Records excerpted from a collection:
▼
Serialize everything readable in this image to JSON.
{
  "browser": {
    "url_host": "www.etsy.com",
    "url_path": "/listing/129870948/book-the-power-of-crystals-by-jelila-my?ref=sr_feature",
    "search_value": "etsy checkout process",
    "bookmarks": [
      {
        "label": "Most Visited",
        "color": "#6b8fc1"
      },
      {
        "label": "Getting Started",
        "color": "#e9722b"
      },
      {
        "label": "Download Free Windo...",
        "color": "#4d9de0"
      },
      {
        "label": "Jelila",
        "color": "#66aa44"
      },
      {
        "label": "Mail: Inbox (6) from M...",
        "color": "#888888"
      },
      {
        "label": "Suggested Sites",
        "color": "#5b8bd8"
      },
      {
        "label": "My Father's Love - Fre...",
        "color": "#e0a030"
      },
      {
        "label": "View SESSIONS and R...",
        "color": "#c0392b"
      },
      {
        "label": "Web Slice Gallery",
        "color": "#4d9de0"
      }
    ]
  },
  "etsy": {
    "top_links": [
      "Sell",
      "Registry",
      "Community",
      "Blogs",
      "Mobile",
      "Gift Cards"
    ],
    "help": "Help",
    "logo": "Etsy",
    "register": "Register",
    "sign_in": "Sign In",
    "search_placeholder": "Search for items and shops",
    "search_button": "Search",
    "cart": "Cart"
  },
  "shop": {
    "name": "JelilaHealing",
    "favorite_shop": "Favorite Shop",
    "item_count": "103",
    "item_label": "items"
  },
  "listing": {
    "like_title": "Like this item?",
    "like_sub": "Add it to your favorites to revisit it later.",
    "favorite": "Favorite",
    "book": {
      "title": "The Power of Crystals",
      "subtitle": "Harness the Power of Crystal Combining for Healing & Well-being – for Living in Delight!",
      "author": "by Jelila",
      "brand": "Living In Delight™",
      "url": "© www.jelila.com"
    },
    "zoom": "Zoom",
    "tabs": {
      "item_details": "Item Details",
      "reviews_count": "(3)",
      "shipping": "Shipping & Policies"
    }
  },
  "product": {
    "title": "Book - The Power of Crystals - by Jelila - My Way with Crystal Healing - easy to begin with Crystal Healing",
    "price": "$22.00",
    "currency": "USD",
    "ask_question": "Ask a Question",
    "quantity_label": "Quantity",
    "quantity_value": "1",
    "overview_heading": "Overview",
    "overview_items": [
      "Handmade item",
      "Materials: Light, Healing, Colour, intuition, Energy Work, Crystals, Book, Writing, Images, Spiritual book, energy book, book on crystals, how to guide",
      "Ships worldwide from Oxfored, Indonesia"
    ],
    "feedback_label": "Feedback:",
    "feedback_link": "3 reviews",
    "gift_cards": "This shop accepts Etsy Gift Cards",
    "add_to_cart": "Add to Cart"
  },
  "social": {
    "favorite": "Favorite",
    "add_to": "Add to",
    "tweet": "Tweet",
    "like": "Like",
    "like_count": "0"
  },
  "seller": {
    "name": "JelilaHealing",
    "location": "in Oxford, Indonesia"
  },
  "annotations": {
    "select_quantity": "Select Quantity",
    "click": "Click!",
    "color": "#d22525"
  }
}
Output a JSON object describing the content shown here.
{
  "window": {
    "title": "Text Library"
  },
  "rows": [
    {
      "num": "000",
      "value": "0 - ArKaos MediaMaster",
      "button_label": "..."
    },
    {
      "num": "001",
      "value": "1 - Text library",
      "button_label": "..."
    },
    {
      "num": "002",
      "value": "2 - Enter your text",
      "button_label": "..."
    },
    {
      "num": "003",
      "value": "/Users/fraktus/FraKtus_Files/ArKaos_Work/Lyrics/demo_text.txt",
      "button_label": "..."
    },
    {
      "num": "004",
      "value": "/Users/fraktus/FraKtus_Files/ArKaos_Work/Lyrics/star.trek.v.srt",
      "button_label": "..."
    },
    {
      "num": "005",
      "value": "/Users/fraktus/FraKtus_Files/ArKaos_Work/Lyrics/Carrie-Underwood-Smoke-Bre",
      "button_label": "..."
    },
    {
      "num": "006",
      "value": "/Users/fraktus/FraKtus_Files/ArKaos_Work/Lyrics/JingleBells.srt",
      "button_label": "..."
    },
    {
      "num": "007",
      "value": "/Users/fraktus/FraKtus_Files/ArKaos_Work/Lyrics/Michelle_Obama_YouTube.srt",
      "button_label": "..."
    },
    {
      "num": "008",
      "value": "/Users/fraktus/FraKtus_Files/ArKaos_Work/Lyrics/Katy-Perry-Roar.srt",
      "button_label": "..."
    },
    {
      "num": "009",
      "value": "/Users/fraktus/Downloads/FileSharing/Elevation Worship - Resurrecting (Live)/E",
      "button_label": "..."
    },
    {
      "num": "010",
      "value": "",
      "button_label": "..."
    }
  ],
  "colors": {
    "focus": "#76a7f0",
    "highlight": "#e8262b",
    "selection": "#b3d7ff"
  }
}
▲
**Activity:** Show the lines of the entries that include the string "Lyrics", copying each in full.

**Exercise response:**
      "value": "/Users/fraktus/FraKtus_Files/ArKaos_Work/Lyrics/demo_text.txt",
      "value": "/Users/fraktus/FraKtus_Files/ArKaos_Work/Lyrics/star.trek.v.srt",
      "value": "/Users/fraktus/FraKtus_Files/ArKaos_Work/Lyrics/Carrie-Underwood-Smoke-Bre",
      "value": "/Users/fraktus/FraKtus_Files/ArKaos_Work/Lyrics/JingleBells.srt",
      "value": "/Users/fraktus/FraKtus_Files/ArKaos_Work/Lyrics/Michelle_Obama_YouTube.srt",
      "value": "/Users/fraktus/FraKtus_Files/ArKaos_Work/Lyrics/Katy-Perry-Roar.srt",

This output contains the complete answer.